My wife says I’m “obsessed.”
I say I am “prepared.”
Thus, when I was offered to lead a bike trip in Champagne, I jumped at the chance. (By the way, Champagne the region is feminine and always capitalized [i.e., la Champagne] and the beverage is masculine and not capitalized [le champagne]. If I ever get that screwed up, it is likely due to having consumed more of the latter.) Over the weeks leading up to the trip, I tried desperately to set up some appointments.
I emailed Ruinart.
Closed for renovations.
Krug (impossible to get in, but I thought I would give it a shot).
Never heard back.
Moët (getting desperate).
Success (of course).
After a couple of weeks of this, I decided I would try and play the “wine blogger card.” It has worked with limited success in the U.S., so I figured it couldn’t hurt. I contacted a few local big wigs in the wine media that I have met one way or the other and while they were very nice, it did not lead to anything substantial.
So I tried again.
Krug (a guy can dream).
Gosset: makers of my favorite Non-Vintage Brut (since Krug really does not count as a N.V. Brut), the Grande Réserve.
Veuve Clicquot again (despite all the snobby rejection of the Veuve by “true” oenophiles, I still like their wine).

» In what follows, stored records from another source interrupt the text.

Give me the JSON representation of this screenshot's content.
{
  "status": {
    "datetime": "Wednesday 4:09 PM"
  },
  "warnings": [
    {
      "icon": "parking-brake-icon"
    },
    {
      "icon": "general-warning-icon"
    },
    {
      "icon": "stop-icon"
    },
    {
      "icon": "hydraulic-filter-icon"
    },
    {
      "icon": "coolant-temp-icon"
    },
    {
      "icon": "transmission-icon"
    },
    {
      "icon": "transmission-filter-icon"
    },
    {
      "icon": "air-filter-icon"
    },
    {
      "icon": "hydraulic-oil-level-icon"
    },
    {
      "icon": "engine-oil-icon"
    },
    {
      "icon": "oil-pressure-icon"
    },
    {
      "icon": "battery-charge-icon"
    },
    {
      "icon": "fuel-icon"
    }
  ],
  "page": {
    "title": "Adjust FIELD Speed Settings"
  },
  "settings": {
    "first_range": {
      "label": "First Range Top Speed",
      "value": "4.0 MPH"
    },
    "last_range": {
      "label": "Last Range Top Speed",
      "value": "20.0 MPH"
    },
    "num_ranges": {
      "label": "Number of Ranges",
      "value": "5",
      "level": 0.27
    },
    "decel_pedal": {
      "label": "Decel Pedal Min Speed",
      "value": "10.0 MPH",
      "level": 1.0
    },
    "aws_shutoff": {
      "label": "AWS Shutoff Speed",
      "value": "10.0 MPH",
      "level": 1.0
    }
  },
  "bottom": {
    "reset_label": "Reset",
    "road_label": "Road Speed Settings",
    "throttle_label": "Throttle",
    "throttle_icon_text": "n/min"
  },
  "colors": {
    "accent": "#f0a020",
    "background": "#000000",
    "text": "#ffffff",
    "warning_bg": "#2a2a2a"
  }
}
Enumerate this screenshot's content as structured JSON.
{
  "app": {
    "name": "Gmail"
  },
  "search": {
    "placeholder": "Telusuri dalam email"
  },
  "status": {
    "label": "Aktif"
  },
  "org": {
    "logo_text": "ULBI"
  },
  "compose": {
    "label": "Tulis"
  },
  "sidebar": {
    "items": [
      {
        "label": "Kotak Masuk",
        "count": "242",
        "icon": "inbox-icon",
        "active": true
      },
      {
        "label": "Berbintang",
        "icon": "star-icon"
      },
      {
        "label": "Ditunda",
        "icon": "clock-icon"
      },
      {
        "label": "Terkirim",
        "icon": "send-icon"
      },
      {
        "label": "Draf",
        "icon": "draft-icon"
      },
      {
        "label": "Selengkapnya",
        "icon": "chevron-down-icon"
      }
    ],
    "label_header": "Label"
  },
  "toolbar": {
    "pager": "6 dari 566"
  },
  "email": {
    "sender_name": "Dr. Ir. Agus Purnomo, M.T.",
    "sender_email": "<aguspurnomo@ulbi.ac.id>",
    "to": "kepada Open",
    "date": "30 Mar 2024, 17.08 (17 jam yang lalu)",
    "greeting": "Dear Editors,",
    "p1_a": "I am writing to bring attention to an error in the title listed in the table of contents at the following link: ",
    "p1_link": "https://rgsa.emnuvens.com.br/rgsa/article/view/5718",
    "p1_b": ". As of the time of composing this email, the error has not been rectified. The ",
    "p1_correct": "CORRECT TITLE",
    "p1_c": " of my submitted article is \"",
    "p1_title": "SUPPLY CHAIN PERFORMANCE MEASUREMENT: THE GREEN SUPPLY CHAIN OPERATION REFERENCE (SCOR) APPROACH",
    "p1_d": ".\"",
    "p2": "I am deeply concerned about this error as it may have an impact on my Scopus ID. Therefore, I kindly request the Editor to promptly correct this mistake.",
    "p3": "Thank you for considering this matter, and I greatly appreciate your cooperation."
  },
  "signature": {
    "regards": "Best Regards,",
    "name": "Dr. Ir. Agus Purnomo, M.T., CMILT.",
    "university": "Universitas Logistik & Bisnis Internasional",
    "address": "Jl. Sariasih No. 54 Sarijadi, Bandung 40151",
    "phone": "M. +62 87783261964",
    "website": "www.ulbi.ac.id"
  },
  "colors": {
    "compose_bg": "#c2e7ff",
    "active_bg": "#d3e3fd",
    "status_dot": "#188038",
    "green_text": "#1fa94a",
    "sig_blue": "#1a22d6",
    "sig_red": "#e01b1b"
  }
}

My ego was certainly starting to take a bit of a hit.
I forgot about the effort for a while since a guy can only take so much rejection—after all, I was not looking for a prom date or to get into college, just a tasting room appointment!
Then, two weeks before my scheduled departure, it came.
An email from Krug.
It stated that even though Krug was closed to the public, they were “always happy to welcome Krug Lovers for private and personnalised [sic] Krug experiences in Reims…”
I stopped reading—I was in! This was it!
I continued reading to figure out when the visit would take place, what wines we would be drinking, etc.
“…when they are invited by our distributors. Those programmes exclusively take place from Monday to Friday, they are planned weeks in advance but they are actully [sic] fully booked until the end of July.”
I tried to take some solace in the poor spelling/typing of the form letter.
It didn’t work.
Later that same day, however, I got another email, this one from Gosset:
“Dear Mr Kralik [if anyone ever actually addresses me as “Doctor” I might actually need a “real” doctor since I will likely pass out],
Thank you for your email.
My colleague, Philippe Manfredini, International Director, will be happy to host you on July the 4th at 10.30 a.m.”
Finally! I had an appointment at one of my favorite houses. That gave me Moët and Gosset. Good enough.
On the morning of the tasting, I first took most of the cycling group to Moët, which I have been to several times, and it is one of those big corporate houses with a bunch of history and some cool caves. I figured I would go on the tour as well since I had some time to kill before heading over to Gosset. I had called the folks at Moët a few days before to inquire about the duration of the tour. They replied “One hour.”
And added: “Exactly.”
I paused for a bit and contemplated if I would address that added bit of precision. I truly love the French, but at times they have an artificially elevated sense of their collective persona.
It’s not like you’re Swiiss, or even German for Chrissakes. Let’s all just calm down and remember that you are a Latin country and move on. No one is going to judge, but you French are not known for punctuality (OK, the Swiss and the Germans will judge you, but who cares? You are better than the Italians! [yes, that is a really low bar, but we digress]).
We walk up to Moët (you pronounce the “t” by the way–mow-ETT) about five minutes early (ahem), so we were able to take a few photos of the Dom Pérignon statue out front (even though DP is owned by Moët, they claim to keep the two operations separate).
We proceeded into the facility where they laid out the costs of the Tour:
- Traditional visit (with one flute of champagne) 16€50
- Impériale (two flutes) 24€
- Grand Vintage (two flutes of different vintages) 29€50
The last of those was the only one of real interest to me, but I was not going to pay 30€.
Yeesh. 30 stinking Euros (about $40) for two flutes of champagne? A while ago I ranted about tasting room fees, and clearly, the kind folks at Moët had learned quite a bit from their brethren in Napa.
30€? $40? Puh-lease.
I weaseled my way in for free (I was the “guide” after all) but they would only comp me the “Traditional” visit.
The tour was certainly a bit on the cheesy side. Our tour guide had a well rehearsed script, from which she rarely deviated (despite my repeated efforts). She also spoke English with a decided Cockney accent that did not fit all that well with the “history of luxury” that she was spewing.
We did go down into the caves, though, and I took a few photos.
I left the tour (which started at 9:30) at 10:40 (“exactly” “almost” an hour later). I sucked down the glass of bubbles, and ran through the gift shop.
All-in-all the Moët tour was not all that bad. A visit to Champagne should include a stop at one of the big champagne houses–for no other reason than to see the caves which were made largely by the Romans (they mined the stone to build their monuments). Still, I think I would put the tours at Pommery and Veuve Clicquot ahead of Moêt.
I hopped on my bike, and sped over to Gosset, worried that I was a bit late.
Since I know how the French are keen on punctuality.